BEGIN SUPPLIED ENTRIES

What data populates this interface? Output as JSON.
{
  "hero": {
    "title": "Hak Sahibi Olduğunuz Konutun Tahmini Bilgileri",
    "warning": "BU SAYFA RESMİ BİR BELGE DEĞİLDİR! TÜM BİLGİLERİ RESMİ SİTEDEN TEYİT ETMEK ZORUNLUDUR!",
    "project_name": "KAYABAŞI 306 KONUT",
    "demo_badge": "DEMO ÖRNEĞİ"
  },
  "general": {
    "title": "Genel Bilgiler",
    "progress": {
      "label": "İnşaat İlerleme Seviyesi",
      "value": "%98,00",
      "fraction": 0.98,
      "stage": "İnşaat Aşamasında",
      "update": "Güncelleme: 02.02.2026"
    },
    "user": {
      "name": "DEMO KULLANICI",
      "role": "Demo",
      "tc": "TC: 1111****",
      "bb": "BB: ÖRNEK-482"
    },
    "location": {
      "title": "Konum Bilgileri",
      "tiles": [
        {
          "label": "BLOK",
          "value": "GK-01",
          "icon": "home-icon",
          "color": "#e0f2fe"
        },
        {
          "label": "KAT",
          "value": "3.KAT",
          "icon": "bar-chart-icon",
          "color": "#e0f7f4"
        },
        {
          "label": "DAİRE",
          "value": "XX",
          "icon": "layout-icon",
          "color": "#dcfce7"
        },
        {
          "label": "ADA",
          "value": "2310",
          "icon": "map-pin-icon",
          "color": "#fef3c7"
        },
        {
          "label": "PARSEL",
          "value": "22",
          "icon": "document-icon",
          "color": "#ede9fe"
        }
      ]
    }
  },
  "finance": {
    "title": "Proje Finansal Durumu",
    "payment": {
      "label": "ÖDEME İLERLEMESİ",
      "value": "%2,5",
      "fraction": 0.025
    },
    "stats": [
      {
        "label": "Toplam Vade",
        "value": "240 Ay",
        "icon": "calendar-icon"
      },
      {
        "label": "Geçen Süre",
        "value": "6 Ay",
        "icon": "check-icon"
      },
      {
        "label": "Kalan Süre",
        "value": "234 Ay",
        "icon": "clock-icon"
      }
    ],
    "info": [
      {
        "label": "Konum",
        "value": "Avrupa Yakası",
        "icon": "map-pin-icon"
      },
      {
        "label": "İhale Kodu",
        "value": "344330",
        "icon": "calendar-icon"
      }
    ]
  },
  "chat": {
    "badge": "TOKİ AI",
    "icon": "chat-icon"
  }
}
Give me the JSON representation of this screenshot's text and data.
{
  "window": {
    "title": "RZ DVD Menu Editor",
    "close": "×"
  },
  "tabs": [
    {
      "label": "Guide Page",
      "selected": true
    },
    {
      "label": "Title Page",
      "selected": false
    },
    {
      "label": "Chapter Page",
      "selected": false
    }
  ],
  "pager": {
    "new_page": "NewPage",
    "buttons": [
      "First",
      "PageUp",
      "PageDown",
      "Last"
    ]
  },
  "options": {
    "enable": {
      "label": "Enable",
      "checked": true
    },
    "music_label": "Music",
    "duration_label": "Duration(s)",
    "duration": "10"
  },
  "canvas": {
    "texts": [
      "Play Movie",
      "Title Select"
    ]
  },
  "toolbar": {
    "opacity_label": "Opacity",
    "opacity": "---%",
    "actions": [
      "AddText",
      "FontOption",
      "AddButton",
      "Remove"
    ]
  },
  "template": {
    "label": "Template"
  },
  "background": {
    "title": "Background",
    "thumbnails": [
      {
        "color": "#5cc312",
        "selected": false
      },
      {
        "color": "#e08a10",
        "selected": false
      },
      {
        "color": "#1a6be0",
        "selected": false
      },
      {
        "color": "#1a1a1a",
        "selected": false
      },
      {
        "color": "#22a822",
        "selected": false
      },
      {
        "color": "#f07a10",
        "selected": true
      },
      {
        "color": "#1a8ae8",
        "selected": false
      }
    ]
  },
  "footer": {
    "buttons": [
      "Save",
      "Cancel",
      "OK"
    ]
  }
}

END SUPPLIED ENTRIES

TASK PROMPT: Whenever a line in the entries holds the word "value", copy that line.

SOLVED EXERCISE:
      "value": "%98,00",
          "value": "GK-01",
          "value": "3.KAT",
          "value": "XX",
          "value": "2310",
          "value": "22",
      "value": "%2,5",
        "value": "240 Ay",
        "value": "6 Ay",
        "value": "234 Ay",
        "value": "Avrupa Yakası",
        "value": "344330",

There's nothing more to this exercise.